Dataset records -
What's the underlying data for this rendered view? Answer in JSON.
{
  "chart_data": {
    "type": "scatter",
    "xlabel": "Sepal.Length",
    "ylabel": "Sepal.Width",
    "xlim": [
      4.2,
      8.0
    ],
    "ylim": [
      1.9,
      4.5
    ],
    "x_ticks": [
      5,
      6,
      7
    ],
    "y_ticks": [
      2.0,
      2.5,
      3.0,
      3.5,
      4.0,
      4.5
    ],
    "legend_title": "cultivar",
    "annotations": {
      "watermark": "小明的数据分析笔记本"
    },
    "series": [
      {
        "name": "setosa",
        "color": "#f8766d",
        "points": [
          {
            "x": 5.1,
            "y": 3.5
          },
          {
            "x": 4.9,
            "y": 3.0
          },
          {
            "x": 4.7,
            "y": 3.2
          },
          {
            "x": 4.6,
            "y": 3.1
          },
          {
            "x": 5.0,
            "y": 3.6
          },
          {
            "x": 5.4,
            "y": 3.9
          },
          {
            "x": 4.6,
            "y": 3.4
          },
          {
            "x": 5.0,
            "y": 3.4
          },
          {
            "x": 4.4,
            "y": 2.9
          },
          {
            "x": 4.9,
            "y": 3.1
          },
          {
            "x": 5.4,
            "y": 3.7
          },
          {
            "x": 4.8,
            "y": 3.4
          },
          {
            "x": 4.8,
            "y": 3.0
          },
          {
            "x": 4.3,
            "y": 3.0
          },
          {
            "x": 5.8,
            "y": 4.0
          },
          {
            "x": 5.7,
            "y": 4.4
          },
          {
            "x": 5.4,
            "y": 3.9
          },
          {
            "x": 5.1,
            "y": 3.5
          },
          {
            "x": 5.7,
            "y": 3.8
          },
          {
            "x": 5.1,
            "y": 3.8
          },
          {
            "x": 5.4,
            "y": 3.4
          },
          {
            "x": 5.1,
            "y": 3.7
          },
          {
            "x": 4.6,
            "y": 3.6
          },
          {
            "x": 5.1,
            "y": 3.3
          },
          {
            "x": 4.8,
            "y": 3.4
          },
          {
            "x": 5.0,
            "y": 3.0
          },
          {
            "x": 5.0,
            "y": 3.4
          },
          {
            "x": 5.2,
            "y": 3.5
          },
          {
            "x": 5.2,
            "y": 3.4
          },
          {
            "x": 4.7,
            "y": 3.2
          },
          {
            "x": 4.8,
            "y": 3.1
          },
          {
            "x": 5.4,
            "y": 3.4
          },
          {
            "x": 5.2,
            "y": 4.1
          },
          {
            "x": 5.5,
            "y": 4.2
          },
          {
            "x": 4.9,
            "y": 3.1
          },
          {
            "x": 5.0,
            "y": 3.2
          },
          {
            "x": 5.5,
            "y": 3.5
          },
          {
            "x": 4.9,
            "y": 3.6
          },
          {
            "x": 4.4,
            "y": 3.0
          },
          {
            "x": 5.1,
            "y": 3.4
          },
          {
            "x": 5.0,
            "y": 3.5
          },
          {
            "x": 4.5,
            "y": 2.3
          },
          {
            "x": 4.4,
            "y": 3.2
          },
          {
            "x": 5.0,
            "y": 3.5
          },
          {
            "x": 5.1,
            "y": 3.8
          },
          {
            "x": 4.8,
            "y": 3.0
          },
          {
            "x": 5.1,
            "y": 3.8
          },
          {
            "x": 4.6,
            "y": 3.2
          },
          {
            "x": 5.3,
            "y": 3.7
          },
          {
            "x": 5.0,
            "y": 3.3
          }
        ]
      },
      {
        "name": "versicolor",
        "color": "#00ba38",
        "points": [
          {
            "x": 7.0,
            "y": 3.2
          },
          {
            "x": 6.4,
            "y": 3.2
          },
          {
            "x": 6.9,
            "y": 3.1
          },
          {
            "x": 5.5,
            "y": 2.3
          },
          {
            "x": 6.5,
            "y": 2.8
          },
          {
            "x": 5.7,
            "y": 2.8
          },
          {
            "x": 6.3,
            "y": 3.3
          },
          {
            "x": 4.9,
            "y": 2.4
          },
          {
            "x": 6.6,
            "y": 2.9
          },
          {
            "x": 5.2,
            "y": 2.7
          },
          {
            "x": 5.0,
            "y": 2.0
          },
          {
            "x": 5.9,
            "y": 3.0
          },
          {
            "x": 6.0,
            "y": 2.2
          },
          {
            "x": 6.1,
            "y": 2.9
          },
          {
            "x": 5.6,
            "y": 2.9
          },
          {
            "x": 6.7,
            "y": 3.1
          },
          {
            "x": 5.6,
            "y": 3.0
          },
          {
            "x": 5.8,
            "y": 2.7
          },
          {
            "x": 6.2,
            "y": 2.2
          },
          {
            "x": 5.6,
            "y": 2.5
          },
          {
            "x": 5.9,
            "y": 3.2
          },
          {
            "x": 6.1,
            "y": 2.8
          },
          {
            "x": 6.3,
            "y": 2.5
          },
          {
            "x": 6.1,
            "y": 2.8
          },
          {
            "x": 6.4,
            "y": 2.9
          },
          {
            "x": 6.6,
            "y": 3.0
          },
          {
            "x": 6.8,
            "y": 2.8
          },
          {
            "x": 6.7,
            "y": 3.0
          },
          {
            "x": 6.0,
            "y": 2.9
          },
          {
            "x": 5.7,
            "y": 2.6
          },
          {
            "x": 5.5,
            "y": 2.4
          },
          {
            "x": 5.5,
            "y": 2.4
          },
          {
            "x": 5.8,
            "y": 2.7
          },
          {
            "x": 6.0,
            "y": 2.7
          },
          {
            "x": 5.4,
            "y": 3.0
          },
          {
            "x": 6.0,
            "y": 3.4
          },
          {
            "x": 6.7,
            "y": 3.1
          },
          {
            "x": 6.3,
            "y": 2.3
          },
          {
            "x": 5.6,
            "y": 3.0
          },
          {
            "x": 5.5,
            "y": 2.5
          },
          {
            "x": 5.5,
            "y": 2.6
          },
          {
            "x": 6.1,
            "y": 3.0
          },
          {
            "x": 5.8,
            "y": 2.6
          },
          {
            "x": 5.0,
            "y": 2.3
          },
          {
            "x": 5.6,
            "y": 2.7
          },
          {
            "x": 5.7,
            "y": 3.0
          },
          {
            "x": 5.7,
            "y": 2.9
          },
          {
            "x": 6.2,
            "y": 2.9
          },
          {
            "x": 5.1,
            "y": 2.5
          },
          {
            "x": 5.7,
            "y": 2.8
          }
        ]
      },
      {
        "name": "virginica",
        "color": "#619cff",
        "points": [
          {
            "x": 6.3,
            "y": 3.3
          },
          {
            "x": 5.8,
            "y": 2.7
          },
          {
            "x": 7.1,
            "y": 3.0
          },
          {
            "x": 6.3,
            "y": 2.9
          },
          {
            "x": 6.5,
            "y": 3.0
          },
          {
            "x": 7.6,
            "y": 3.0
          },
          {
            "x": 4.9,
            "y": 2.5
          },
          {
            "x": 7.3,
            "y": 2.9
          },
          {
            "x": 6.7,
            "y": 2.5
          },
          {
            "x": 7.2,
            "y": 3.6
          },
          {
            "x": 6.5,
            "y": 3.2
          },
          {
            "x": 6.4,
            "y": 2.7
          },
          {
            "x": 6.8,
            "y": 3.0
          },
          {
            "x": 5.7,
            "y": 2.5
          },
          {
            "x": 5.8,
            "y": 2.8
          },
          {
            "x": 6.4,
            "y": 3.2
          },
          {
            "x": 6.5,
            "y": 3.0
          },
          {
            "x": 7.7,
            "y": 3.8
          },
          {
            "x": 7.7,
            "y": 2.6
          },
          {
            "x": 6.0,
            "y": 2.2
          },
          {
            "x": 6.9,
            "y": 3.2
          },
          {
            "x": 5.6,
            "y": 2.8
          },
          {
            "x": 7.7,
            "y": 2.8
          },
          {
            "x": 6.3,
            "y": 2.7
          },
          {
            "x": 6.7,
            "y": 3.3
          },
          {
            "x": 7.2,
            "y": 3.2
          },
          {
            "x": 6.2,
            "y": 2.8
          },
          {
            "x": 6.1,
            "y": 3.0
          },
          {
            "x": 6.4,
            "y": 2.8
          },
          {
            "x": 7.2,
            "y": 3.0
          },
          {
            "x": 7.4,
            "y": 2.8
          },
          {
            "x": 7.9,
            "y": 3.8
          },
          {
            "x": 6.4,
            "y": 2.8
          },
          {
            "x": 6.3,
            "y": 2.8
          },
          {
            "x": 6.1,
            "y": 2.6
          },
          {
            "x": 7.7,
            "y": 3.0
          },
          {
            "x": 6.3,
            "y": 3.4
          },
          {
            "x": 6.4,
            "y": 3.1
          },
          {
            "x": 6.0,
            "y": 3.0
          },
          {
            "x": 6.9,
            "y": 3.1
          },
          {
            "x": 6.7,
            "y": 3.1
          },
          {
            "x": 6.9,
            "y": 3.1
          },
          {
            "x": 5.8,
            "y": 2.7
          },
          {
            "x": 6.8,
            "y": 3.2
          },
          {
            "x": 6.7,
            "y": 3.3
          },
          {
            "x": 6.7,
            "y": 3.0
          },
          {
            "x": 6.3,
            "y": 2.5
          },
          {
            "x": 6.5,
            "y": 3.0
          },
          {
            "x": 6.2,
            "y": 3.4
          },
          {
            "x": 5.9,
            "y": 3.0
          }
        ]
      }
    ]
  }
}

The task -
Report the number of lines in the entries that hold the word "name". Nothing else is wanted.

Answer for this exercise -
3